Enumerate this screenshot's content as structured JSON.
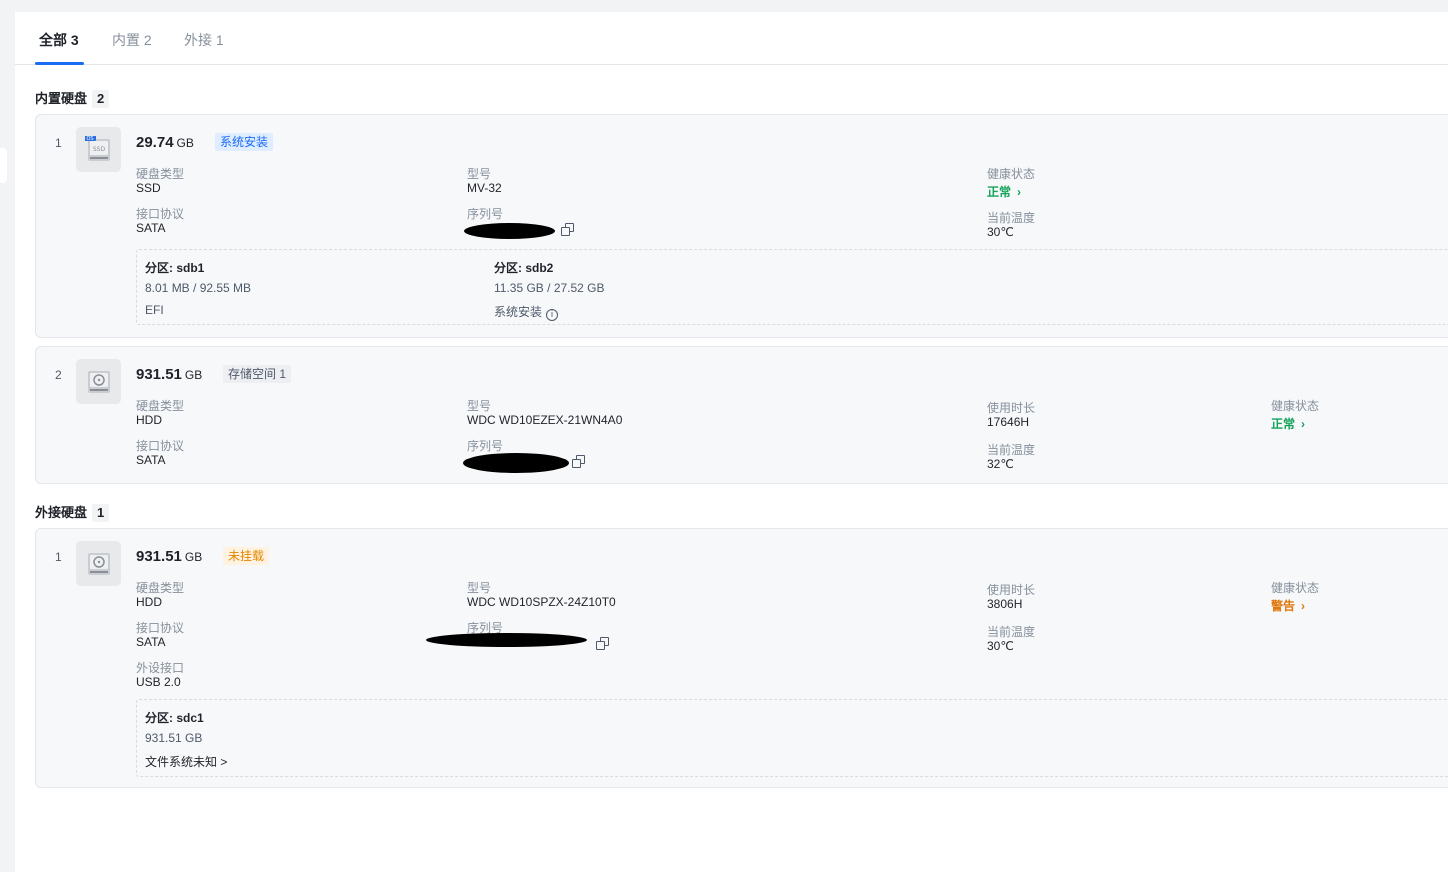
{
  "tabs": [
    {
      "label": "全部 3"
    },
    {
      "label": "内置 2"
    },
    {
      "label": "外接 1"
    }
  ],
  "sections": {
    "internal": {
      "title": "内置硬盘",
      "count": "2"
    },
    "external": {
      "title": "外接硬盘",
      "count": "1"
    }
  },
  "labels": {
    "disk_type": "硬盘类型",
    "interface": "接口协议",
    "model": "型号",
    "serial": "序列号",
    "health": "健康状态",
    "temp": "当前温度",
    "usage_time": "使用时长",
    "ext_port": "外设接口"
  },
  "disks": [
    {
      "index": "1",
      "icon": "ssd-os-icon",
      "size": "29.74",
      "unit": "GB",
      "tag": "系统安装",
      "disk_type": "SSD",
      "interface": "SATA",
      "model": "MV-32",
      "health": "正常",
      "temp": "30℃",
      "partitions": [
        {
          "title": "分区:  sdb1",
          "usage": "8.01 MB / 92.55 MB",
          "desc": "EFI"
        },
        {
          "title": "分区:  sdb2",
          "usage": "11.35 GB / 27.52 GB",
          "desc": "系统安装"
        }
      ]
    },
    {
      "index": "2",
      "icon": "hdd-icon",
      "size": "931.51",
      "unit": "GB",
      "tag": "存储空间 1",
      "disk_type": "HDD",
      "interface": "SATA",
      "model": "WDC WD10EZEX-21WN4A0",
      "usage_time": "17646H",
      "temp": "32℃",
      "health": "正常"
    },
    {
      "index": "1",
      "icon": "hdd-icon",
      "size": "931.51",
      "unit": "GB",
      "tag": "未挂载",
      "disk_type": "HDD",
      "interface": "SATA",
      "ext_port": "USB 2.0",
      "model": "WDC WD10SPZX-24Z10T0",
      "usage_time": "3806H",
      "temp": "30℃",
      "health": "警告",
      "partitions": [
        {
          "title": "分区:  sdc1",
          "usage": "931.51 GB",
          "desc": "文件系统未知 >"
        }
      ]
    }
  ],
  "colors": {
    "accent": "#1a6cf5",
    "ok": "#14a35a",
    "warn": "#e0780c",
    "tag_orange": "#e28700"
  }
}
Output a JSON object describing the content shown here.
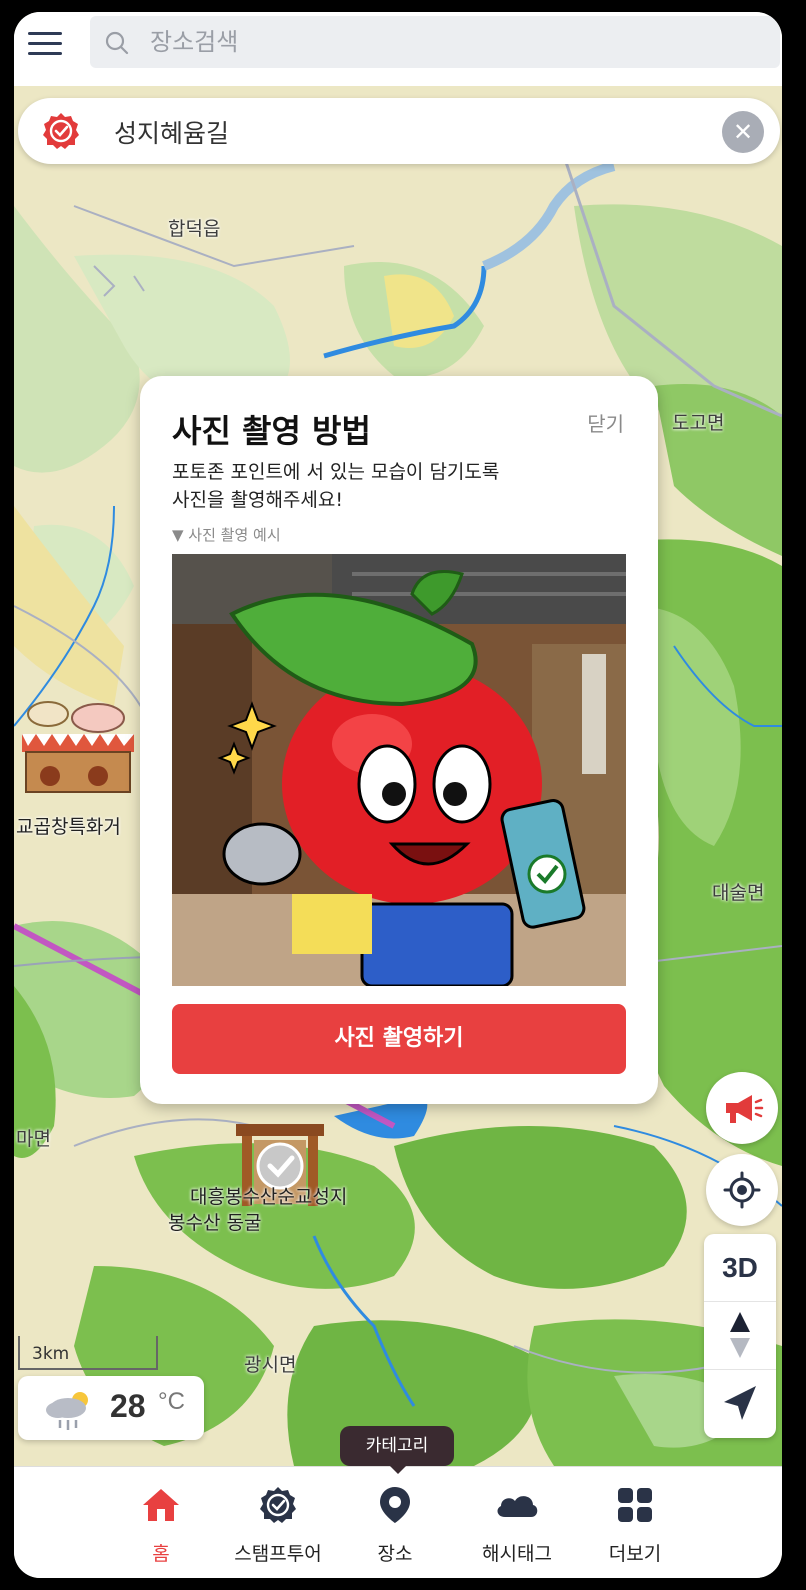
{
  "search": {
    "placeholder": "장소검색"
  },
  "route": {
    "title": "성지혜윰길"
  },
  "map": {
    "labels": {
      "hapdeok": "합덕읍",
      "dogo": "도고면",
      "daesul": "대술면",
      "ma": "마면",
      "gwangsi": "광시면"
    },
    "pois": {
      "gopchang": "교곱창특화거",
      "bongsusan": "대흥봉수산순교성지",
      "donggul": "봉수산 동굴"
    },
    "scale": "3km"
  },
  "modal": {
    "title": "사진 촬영 방법",
    "close": "닫기",
    "description": "포토존 포인트에 서 있는 모습이 담기도록\n사진을 촬영해주세요!",
    "example_toggle": "▼ 사진 촬영 예시",
    "shoot_button": "사진 촬영하기"
  },
  "controls": {
    "three_d": "3D"
  },
  "weather": {
    "temperature": "28",
    "unit": "°C"
  },
  "tooltip": "카테고리",
  "nav": {
    "items": [
      {
        "label": "홈",
        "icon": "home-icon",
        "active": true
      },
      {
        "label": "스탬프투어",
        "icon": "stamp-badge-icon",
        "active": false
      },
      {
        "label": "장소",
        "icon": "location-pin-icon",
        "active": false
      },
      {
        "label": "해시태그",
        "icon": "cloud-icon",
        "active": false
      },
      {
        "label": "더보기",
        "icon": "grid-icon",
        "active": false
      }
    ]
  },
  "colors": {
    "accent": "#e84040",
    "nav_active": "#e84040",
    "ui_dark": "#2a3347"
  }
}
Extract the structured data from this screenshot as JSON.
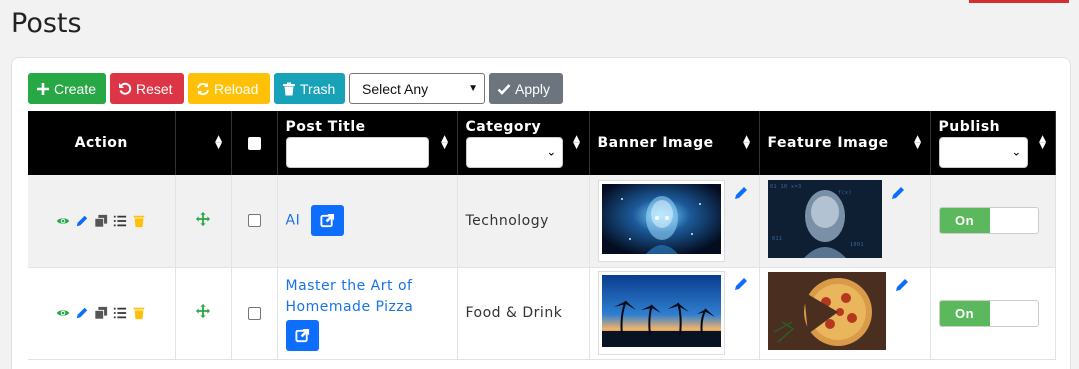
{
  "page": {
    "title": "Posts"
  },
  "toolbar": {
    "create_label": "Create",
    "reset_label": "Reset",
    "reload_label": "Reload",
    "trash_label": "Trash",
    "bulk_select_value": "Select Any",
    "apply_label": "Apply"
  },
  "table": {
    "headers": {
      "action": "Action",
      "post_title": "Post Title",
      "category": "Category",
      "banner_image": "Banner Image",
      "feature_image": "Feature Image",
      "publish": "Publish"
    },
    "rows": [
      {
        "title": "AI",
        "category": "Technology",
        "publish": "On"
      },
      {
        "title": "Master the Art of Homemade Pizza",
        "category": "Food & Drink",
        "publish": "On"
      }
    ]
  },
  "colors": {
    "create": "#28a745",
    "reset": "#dc3545",
    "reload": "#ffc107",
    "trash": "#17a2b8",
    "apply": "#6c757d",
    "header_bg": "#000000",
    "toggle_on": "#5cb85c",
    "link": "#1a73e8"
  },
  "icons": {
    "row_actions": [
      "eye-icon",
      "pencil-icon",
      "copy-icon",
      "list-icon",
      "trash-icon"
    ],
    "reorder": "move-icon",
    "external_link": "external-link-icon",
    "edit_image": "pencil-icon"
  }
}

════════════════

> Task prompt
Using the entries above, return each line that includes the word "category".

> Answer section
      "category": "Category",
        "category": "Technology",
        "category": "Food & Drink",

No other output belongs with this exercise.